### To do
From first line to last, print the records exactly, but leave out the pictures.

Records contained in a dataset
-- Opening Marker --
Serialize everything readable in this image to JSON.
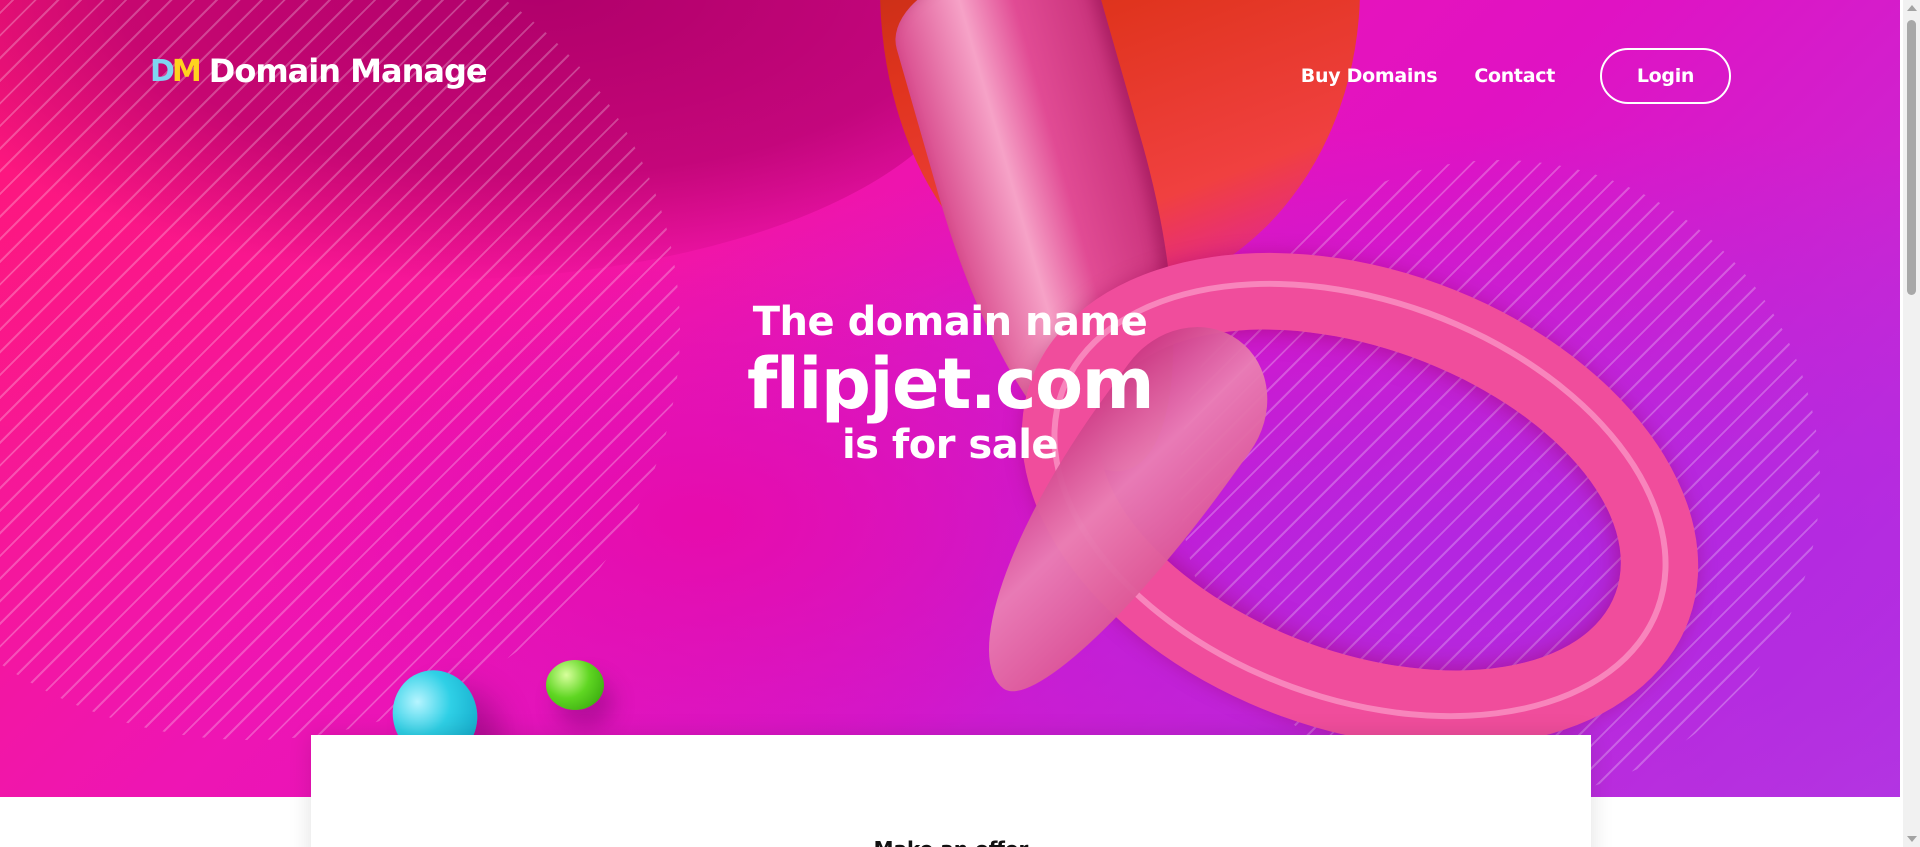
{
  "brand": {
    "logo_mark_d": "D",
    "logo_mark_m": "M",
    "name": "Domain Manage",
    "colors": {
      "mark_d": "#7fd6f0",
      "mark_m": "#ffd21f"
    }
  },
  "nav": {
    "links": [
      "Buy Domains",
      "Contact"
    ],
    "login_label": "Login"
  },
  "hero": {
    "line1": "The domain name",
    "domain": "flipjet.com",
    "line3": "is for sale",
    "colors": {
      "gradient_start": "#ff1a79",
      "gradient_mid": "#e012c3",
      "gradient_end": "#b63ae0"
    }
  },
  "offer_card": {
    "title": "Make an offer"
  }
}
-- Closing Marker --
### Exercise answer
Serialize everything readable in this image to JSON.
{
  "brand": {
    "logo_mark_d": "D",
    "logo_mark_m": "M",
    "name": "Domain Manage",
    "colors": {
      "mark_d": "#7fd6f0",
      "mark_m": "#ffd21f"
    }
  },
  "nav": {
    "links": [
      "Buy Domains",
      "Contact"
    ],
    "login_label": "Login"
  },
  "hero": {
    "line1": "The domain name",
    "domain": "flipjet.com",
    "line3": "is for sale",
    "colors": {
      "gradient_start": "#ff1a79",
      "gradient_mid": "#e012c3",
      "gradient_end": "#b63ae0"
    }
  },
  "offer_card": {
    "title": "Make an offer"
  }
}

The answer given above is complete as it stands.